  • WMI digest or Domain account

  • AMT digest or Kerberos-authenticated user

  • ASF digest or Domain account

  • SNMP community strings

 

Task-specified Credentials - When a user setups up a job or task, the user can specify specific credentials to be used when executing AMT-related functions through the profile interface. This option is per job or task, and applies to all AMT functions invoked during the job or task. The Interface allows this as shown in the following screenshot:

 

 

 

 

 

Authentication Troubleshooting

The following method will help identify issues and offer ways to work-around and solutions. These have been compiled through experience when troubleshooting issues with failed authentication with Task Server.

 

  1. First, how do you determine if your task or job is failing due to authentication? Use the previous section under Introduction labeled ‘Determining Cause of Failure'.

  2. In the Altiris Console browse to View > Solutions > Real-Time Console Infrastructure > Configuration > select Manage Credentials Profiles, or in the Task click the ‘Run Now', and on the subsequent page click on the pencil icon next to the credential profile being used.

  3. Where does the green checkmark fall? This is the default profile that will be used when connecting via a Task Server task.

  4. Create a new profile by clicking the blue + on the icon bar in the right-hand pane.

  5. Under the Intel® AMT tab check the box ‘Enable this technology in the profile'.

  6. Supply the admin user credentials set when the managed vPro systems were provisioned.

  7. Under the WMI tab also check the box as above and provide a user that has admin privileges to the target system.

  8. Give the profile a name and then save it.

  9. Back at the main screen check the box under the ‘Default' column until the green check-mark uses your new Profile, or if you are in a job interface select the profile to be used for the run. Note that this does not require you to make it the default profile, allowing another profile to remain the default credentials.

  10. Run the task or job to see if the authentication failure has been resolved.

  11. If it is not, try rerunning with the Runtime Profile. This contains all known good authentication attempts to the system from either Task Server or RTSM.
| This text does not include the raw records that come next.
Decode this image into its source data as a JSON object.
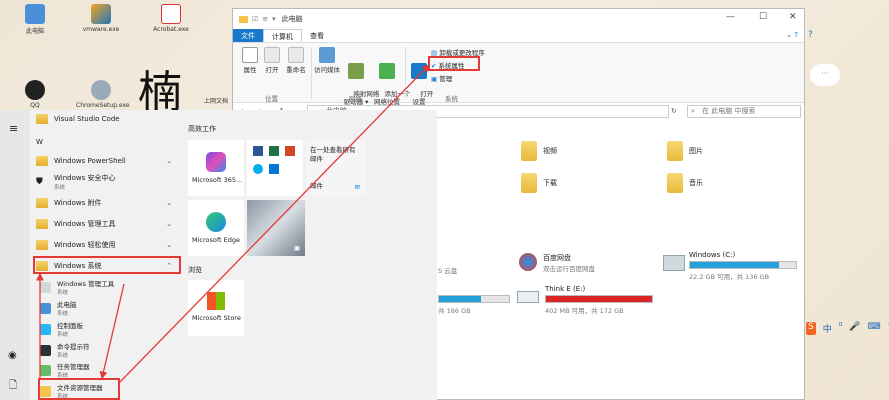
{
  "desktop": {
    "icons": [
      {
        "label": "此电脑"
      },
      {
        "label": "vmware.exe"
      },
      {
        "label": "Acrobat.exe"
      },
      {
        "label": "QQ"
      },
      {
        "label": "ChromeSetup.exe"
      },
      {
        "label": "上网文档"
      }
    ],
    "calligraphy": "楠"
  },
  "explorer": {
    "title": "此电脑",
    "tabs": [
      "文件",
      "计算机",
      "查看"
    ],
    "ribbon": {
      "buttons": [
        {
          "label": "属性",
          "icon": "check-icon"
        },
        {
          "label": "打开",
          "icon": "folder-icon"
        },
        {
          "label": "重命名",
          "icon": "rename-icon"
        },
        {
          "label": "访问媒体",
          "icon": "media-icon"
        },
        {
          "label": "映射网络\n驱动器 ▾",
          "icon": "network-drive-icon"
        },
        {
          "label": "添加一个\n网络位置",
          "icon": "network-location-icon"
        },
        {
          "label": "打开\n设置",
          "icon": "gear-icon"
        }
      ],
      "small_buttons": [
        "卸载或更改程序",
        "系统属性",
        "管理"
      ],
      "groups": [
        "位置",
        "网络",
        "系统"
      ]
    },
    "address": "此电脑",
    "search_placeholder": "在 此电脑 中搜索",
    "folders": [
      {
        "label": "视频"
      },
      {
        "label": "图片"
      },
      {
        "label": "下载"
      },
      {
        "label": "音乐"
      }
    ],
    "drives": [
      {
        "name": "Windows (C:)",
        "capacity": "22.2 GB 可用，共 136 GB",
        "used": 0.84,
        "color": "#26a0da"
      },
      {
        "name": "百度网盘",
        "capacity": "双击运行百度网盘",
        "used": null,
        "color": ""
      },
      {
        "name": "Think E (E:)",
        "capacity": "402 MB 可用，共 172 GB",
        "used": 0.998,
        "color": "#da2626"
      },
      {
        "name": "",
        "capacity": "共 166 GB",
        "used": 0.6,
        "color": "#26a0da"
      },
      {
        "name": "",
        "capacity": "S 云盘",
        "used": null,
        "color": ""
      }
    ]
  },
  "start_menu": {
    "apps": [
      {
        "label": "Visual Studio Code",
        "chev": ""
      },
      {
        "label": "W",
        "chev": ""
      },
      {
        "label": "Windows PowerShell",
        "chev": "⌄"
      },
      {
        "label": "Windows 安全中心",
        "sub": "系统",
        "chev": ""
      },
      {
        "label": "Windows 附件",
        "chev": "⌄"
      },
      {
        "label": "Windows 管理工具",
        "chev": "⌄"
      },
      {
        "label": "Windows 轻松使用",
        "chev": "⌄"
      },
      {
        "label": "Windows 系统",
        "chev": "⌃"
      }
    ],
    "sub_apps": [
      {
        "label": "Windows 管理工具",
        "sub": "系统"
      },
      {
        "label": "此电脑",
        "sub": "系统"
      },
      {
        "label": "控制面板",
        "sub": "系统"
      },
      {
        "label": "命令提示符",
        "sub": "系统"
      },
      {
        "label": "任务管理器",
        "sub": "系统"
      },
      {
        "label": "文件资源管理器",
        "sub": "系统"
      }
    ],
    "sections": [
      "高效工作",
      "浏览"
    ],
    "tiles": {
      "m365": "Microsoft 365...",
      "mail_title": "在一处查看所有\n邮件",
      "mail": "邮件",
      "edge": "Microsoft Edge",
      "store": "Microsoft Store"
    }
  },
  "taskbar_tray": [
    "S",
    "中",
    "⁰",
    "🎤",
    "⌨",
    "👕",
    "⠿"
  ]
}
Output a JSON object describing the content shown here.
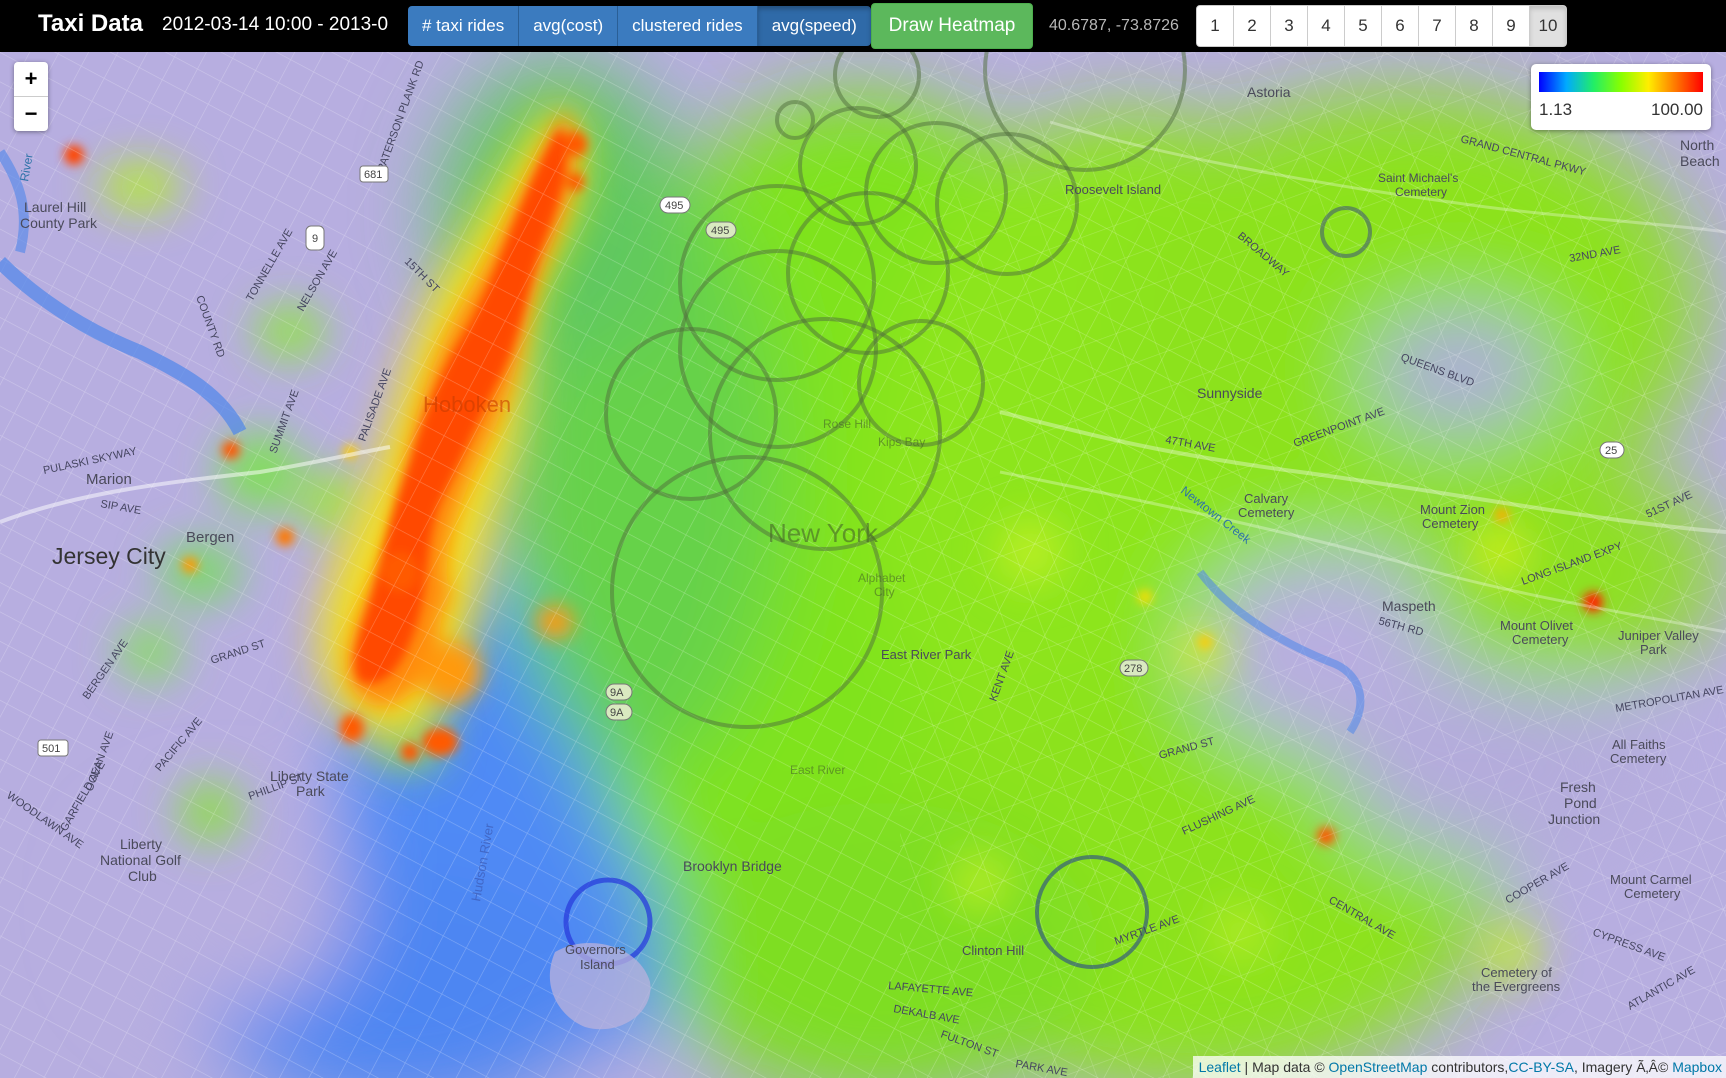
{
  "header": {
    "brand": "Taxi Data",
    "date_range": "2012-03-14 10:00 - 2013-0",
    "metric_buttons": [
      "# taxi rides",
      "avg(cost)",
      "clustered rides",
      "avg(speed)"
    ],
    "active_metric": "avg(speed)",
    "draw_button": "Draw Heatmap",
    "coordinates": "40.6787, -73.8726",
    "pages": [
      "1",
      "2",
      "3",
      "4",
      "5",
      "6",
      "7",
      "8",
      "9",
      "10"
    ],
    "active_page": "10"
  },
  "map": {
    "zoom_in": "+",
    "zoom_out": "−",
    "labels": {
      "hoboken": "Hoboken",
      "jersey_city": "Jersey City",
      "new_york": "New York",
      "marion": "Marion",
      "bergen": "Bergen",
      "laurel_hill": "Laurel Hill",
      "county_park": "County Park",
      "liberty_state": "Liberty State",
      "park": "Park",
      "liberty": "Liberty",
      "national_golf": "National Golf",
      "club": "Club",
      "governors": "Governors",
      "island": "Island",
      "brooklyn_bridge": "Brooklyn Bridge",
      "astoria": "Astoria",
      "roosevelt_island": "Roosevelt Island",
      "sunnyside": "Sunnyside",
      "maspeth": "Maspeth",
      "calvary": "Calvary",
      "cemetery": "Cemetery",
      "mount_zion": "Mount Zion",
      "mount_olivet": "Mount Olivet",
      "juniper_valley": "Juniper Valley",
      "all_faiths": "All Faiths",
      "fresh_pond": "Fresh",
      "pond": "Pond",
      "junction": "Junction",
      "mount_carmel": "Mount Carmel",
      "evergreens": "Cemetery of",
      "the_evergreens": "the Evergreens",
      "east_river_park": "East River Park",
      "clinton_hill": "Clinton Hill",
      "rose_hill": "Rose Hill",
      "kips_bay": "Kips Bay",
      "alphabet_city": "Alphabet",
      "city": "City",
      "east_river": "East River",
      "hudson_river": "Hudson River",
      "north_beach": "North",
      "beach": "Beach",
      "st_michaels": "Saint Michael's",
      "newtown_creek": "Newtown Creek",
      "river": "River"
    },
    "roads": [
      "PULASKI SKYWAY",
      "SIP AVE",
      "GRAND ST",
      "BERGEN AVE",
      "PACIFIC AVE",
      "OCEAN AVE",
      "WOODLAWN AVE",
      "GARFIELD AVE",
      "PHILLIP ST",
      "TONNELLE AVE",
      "NELSON AVE",
      "COUNTY RD",
      "SUMMIT AVE",
      "PALISADE AVE",
      "PATERSON PLANK RD",
      "15TH ST",
      "QUEENS BLVD",
      "GRAND CENTRAL PKWY",
      "BROADWAY",
      "LONG ISLAND EXPY",
      "METROPOLITAN AVE",
      "MYRTLE AVE",
      "FLUSHING AVE",
      "CENTRAL AVE",
      "CYPRESS AVE",
      "COOPER AVE",
      "ATLANTIC AVE",
      "DEKALB AVE",
      "LAFAYETTE AVE",
      "FULTON ST",
      "PARK AVE",
      "KENT AVE",
      "GRAND ST",
      "47TH AVE",
      "GREENPOINT AVE",
      "51ST AVE",
      "56TH RD",
      "32ND AVE"
    ],
    "route_shields": [
      "681",
      "9",
      "495",
      "495",
      "9A",
      "9A",
      "278",
      "25",
      "501"
    ]
  },
  "legend": {
    "min": "1.13",
    "max": "100.00"
  },
  "attribution": {
    "leaflet": "Leaflet",
    "map_data": "| Map data ©",
    "osm": "OpenStreetMap",
    "contributors": "contributors,",
    "license": "CC-BY-SA",
    "imagery": ", Imagery Ã‚Â©",
    "mapbox": "Mapbox"
  },
  "colors": {
    "accent_blue": "#3b7bbf",
    "draw_green": "#5cb85c",
    "heat_low": "#9aa0ff",
    "heat_mid": "#8fe81a",
    "heat_high": "#ff3300"
  }
}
  12. In one case we supplied only AMT credentials in the Profile which allowed it to authenticate to AMT while a multiple protocol authentication profile failed. If your Task or Job does not contain any of the other protocols, this is recommended.

 

Conclusion

This concludes the Troubleshooting article series for the Altiris Manageability Toolkit for Intel vPro Technology, version 6. While this doesn't cover all issues, it should resolve most of the common issues we've seen.